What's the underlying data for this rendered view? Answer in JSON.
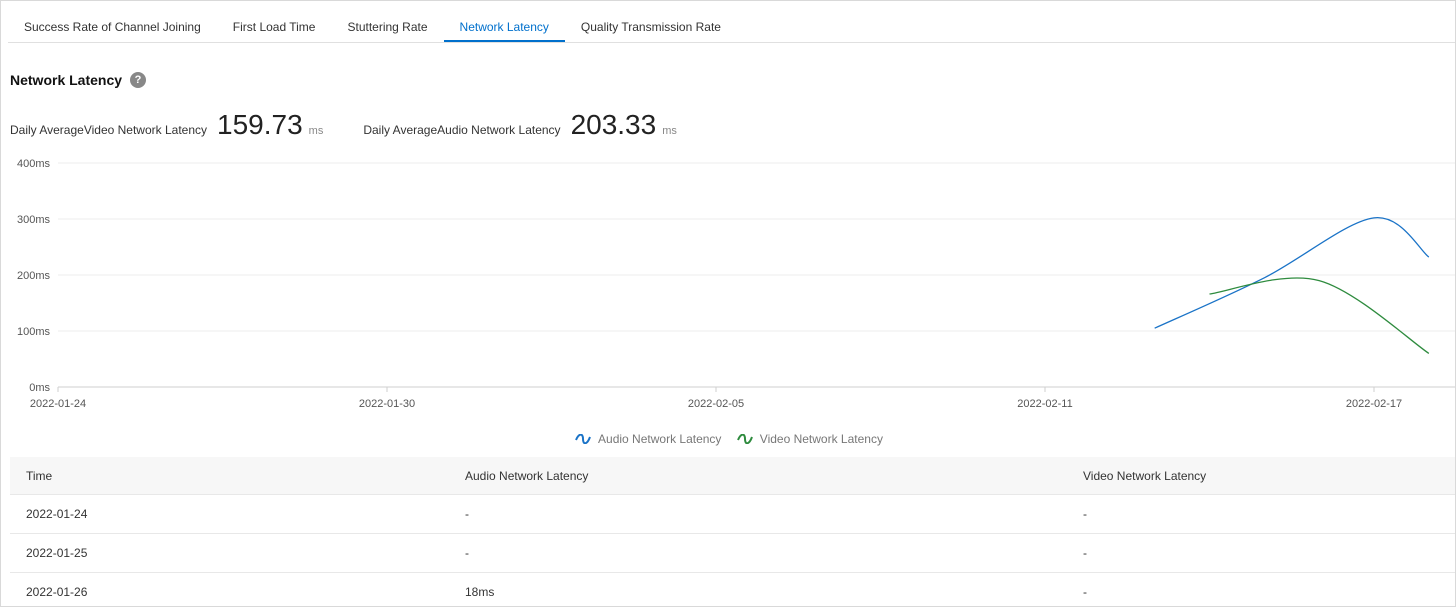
{
  "tabs": [
    {
      "label": "Success Rate of Channel Joining",
      "active": false
    },
    {
      "label": "First Load Time",
      "active": false
    },
    {
      "label": "Stuttering Rate",
      "active": false
    },
    {
      "label": "Network Latency",
      "active": true
    },
    {
      "label": "Quality Transmission Rate",
      "active": false
    }
  ],
  "section": {
    "title": "Network Latency",
    "help_icon": "question-circle-icon"
  },
  "kpis": [
    {
      "label": "Daily AverageVideo Network Latency",
      "value": "159.73",
      "unit": "ms"
    },
    {
      "label": "Daily AverageAudio Network Latency",
      "value": "203.33",
      "unit": "ms"
    }
  ],
  "chart_data": {
    "type": "line",
    "y_ticks": [
      "0ms",
      "100ms",
      "200ms",
      "300ms",
      "400ms"
    ],
    "ylim": [
      0,
      400
    ],
    "x_ticks": [
      "2022-01-24",
      "2022-01-30",
      "2022-02-05",
      "2022-02-11",
      "2022-02-17"
    ],
    "grid": true,
    "legend_position": "bottom-center",
    "series": [
      {
        "name": "Audio Network Latency",
        "color": "#1a73c7",
        "points": [
          [
            "2022-02-13",
            105
          ],
          [
            "2022-02-15",
            195
          ],
          [
            "2022-02-17",
            302
          ],
          [
            "2022-02-18",
            232
          ]
        ]
      },
      {
        "name": "Video Network Latency",
        "color": "#2e8b3e",
        "points": [
          [
            "2022-02-14",
            166
          ],
          [
            "2022-02-16",
            190
          ],
          [
            "2022-02-18",
            60
          ]
        ]
      }
    ]
  },
  "table": {
    "headers": [
      "Time",
      "Audio Network Latency",
      "Video Network Latency"
    ],
    "rows": [
      [
        "2022-01-24",
        "-",
        "-"
      ],
      [
        "2022-01-25",
        "-",
        "-"
      ],
      [
        "2022-01-26",
        "18ms",
        "-"
      ]
    ]
  }
}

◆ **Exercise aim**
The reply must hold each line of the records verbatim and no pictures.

◆ **Answer to this exercise**
What's the underlying data for this rendered view? Answer in JSON.
{
  "tabs": [
    {
      "label": "Success Rate of Channel Joining",
      "active": false
    },
    {
      "label": "First Load Time",
      "active": false
    },
    {
      "label": "Stuttering Rate",
      "active": false
    },
    {
      "label": "Network Latency",
      "active": true
    },
    {
      "label": "Quality Transmission Rate",
      "active": false
    }
  ],
  "section": {
    "title": "Network Latency",
    "help_icon": "question-circle-icon"
  },
  "kpis": [
    {
      "label": "Daily AverageVideo Network Latency",
      "value": "159.73",
      "unit": "ms"
    },
    {
      "label": "Daily AverageAudio Network Latency",
      "value": "203.33",
      "unit": "ms"
    }
  ],
  "chart_data": {
    "type": "line",
    "y_ticks": [
      "0ms",
      "100ms",
      "200ms",
      "300ms",
      "400ms"
    ],
    "ylim": [
      0,
      400
    ],
    "x_ticks": [
      "2022-01-24",
      "2022-01-30",
      "2022-02-05",
      "2022-02-11",
      "2022-02-17"
    ],
    "grid": true,
    "legend_position": "bottom-center",
    "series": [
      {
        "name": "Audio Network Latency",
        "color": "#1a73c7",
        "points": [
          [
            "2022-02-13",
            105
          ],
          [
            "2022-02-15",
            195
          ],
          [
            "2022-02-17",
            302
          ],
          [
            "2022-02-18",
            232
          ]
        ]
      },
      {
        "name": "Video Network Latency",
        "color": "#2e8b3e",
        "points": [
          [
            "2022-02-14",
            166
          ],
          [
            "2022-02-16",
            190
          ],
          [
            "2022-02-18",
            60
          ]
        ]
      }
    ]
  },
  "table": {
    "headers": [
      "Time",
      "Audio Network Latency",
      "Video Network Latency"
    ],
    "rows": [
      [
        "2022-01-24",
        "-",
        "-"
      ],
      [
        "2022-01-25",
        "-",
        "-"
      ],
      [
        "2022-01-26",
        "18ms",
        "-"
      ]
    ]
  }
}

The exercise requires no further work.